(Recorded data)
■ ■ ■ ■ ■

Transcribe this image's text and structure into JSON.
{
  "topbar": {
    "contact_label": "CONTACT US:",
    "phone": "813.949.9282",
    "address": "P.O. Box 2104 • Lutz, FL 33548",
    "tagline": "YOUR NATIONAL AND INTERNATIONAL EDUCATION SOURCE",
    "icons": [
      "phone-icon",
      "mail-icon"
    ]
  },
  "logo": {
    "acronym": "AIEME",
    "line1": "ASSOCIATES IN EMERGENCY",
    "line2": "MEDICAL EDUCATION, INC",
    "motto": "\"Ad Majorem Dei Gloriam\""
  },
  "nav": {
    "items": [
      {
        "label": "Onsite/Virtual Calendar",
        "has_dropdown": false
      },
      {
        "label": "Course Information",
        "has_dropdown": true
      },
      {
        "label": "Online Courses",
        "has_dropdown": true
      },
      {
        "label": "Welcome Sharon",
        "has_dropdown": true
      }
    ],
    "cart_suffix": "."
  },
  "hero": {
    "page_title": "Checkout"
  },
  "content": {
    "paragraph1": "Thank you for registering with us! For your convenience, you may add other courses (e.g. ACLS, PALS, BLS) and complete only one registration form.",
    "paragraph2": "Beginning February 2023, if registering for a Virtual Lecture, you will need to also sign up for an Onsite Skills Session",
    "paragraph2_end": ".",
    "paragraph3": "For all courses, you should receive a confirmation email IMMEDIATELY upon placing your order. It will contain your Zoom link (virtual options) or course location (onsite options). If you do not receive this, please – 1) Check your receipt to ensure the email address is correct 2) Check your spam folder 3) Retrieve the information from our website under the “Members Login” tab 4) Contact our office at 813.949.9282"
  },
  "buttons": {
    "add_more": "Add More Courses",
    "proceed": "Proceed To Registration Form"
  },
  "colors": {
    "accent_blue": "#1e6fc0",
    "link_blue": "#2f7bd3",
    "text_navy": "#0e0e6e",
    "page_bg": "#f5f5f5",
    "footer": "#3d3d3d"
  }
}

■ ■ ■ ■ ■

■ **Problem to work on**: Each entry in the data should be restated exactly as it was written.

■ **Exercise solution**:
Transcribe this image's text and structure into JSON.
{
  "topbar": {
    "contact_label": "CONTACT US:",
    "phone": "813.949.9282",
    "address": "P.O. Box 2104 • Lutz, FL 33548",
    "tagline": "YOUR NATIONAL AND INTERNATIONAL EDUCATION SOURCE",
    "icons": [
      "phone-icon",
      "mail-icon"
    ]
  },
  "logo": {
    "acronym": "AIEME",
    "line1": "ASSOCIATES IN EMERGENCY",
    "line2": "MEDICAL EDUCATION, INC",
    "motto": "\"Ad Majorem Dei Gloriam\""
  },
  "nav": {
    "items": [
      {
        "label": "Onsite/Virtual Calendar",
        "has_dropdown": false
      },
      {
        "label": "Course Information",
        "has_dropdown": true
      },
      {
        "label": "Online Courses",
        "has_dropdown": true
      },
      {
        "label": "Welcome Sharon",
        "has_dropdown": true
      }
    ],
    "cart_suffix": "."
  },
  "hero": {
    "page_title": "Checkout"
  },
  "content": {
    "paragraph1": "Thank you for registering with us! For your convenience, you may add other courses (e.g. ACLS, PALS, BLS) and complete only one registration form.",
    "paragraph2": "Beginning February 2023, if registering for a Virtual Lecture, you will need to also sign up for an Onsite Skills Session",
    "paragraph2_end": ".",
    "paragraph3": "For all courses, you should receive a confirmation email IMMEDIATELY upon placing your order. It will contain your Zoom link (virtual options) or course location (onsite options). If you do not receive this, please – 1) Check your receipt to ensure the email address is correct 2) Check your spam folder 3) Retrieve the information from our website under the “Members Login” tab 4) Contact our office at 813.949.9282"
  },
  "buttons": {
    "add_more": "Add More Courses",
    "proceed": "Proceed To Registration Form"
  },
  "colors": {
    "accent_blue": "#1e6fc0",
    "link_blue": "#2f7bd3",
    "text_navy": "#0e0e6e",
    "page_bg": "#f5f5f5",
    "footer": "#3d3d3d"
  }
}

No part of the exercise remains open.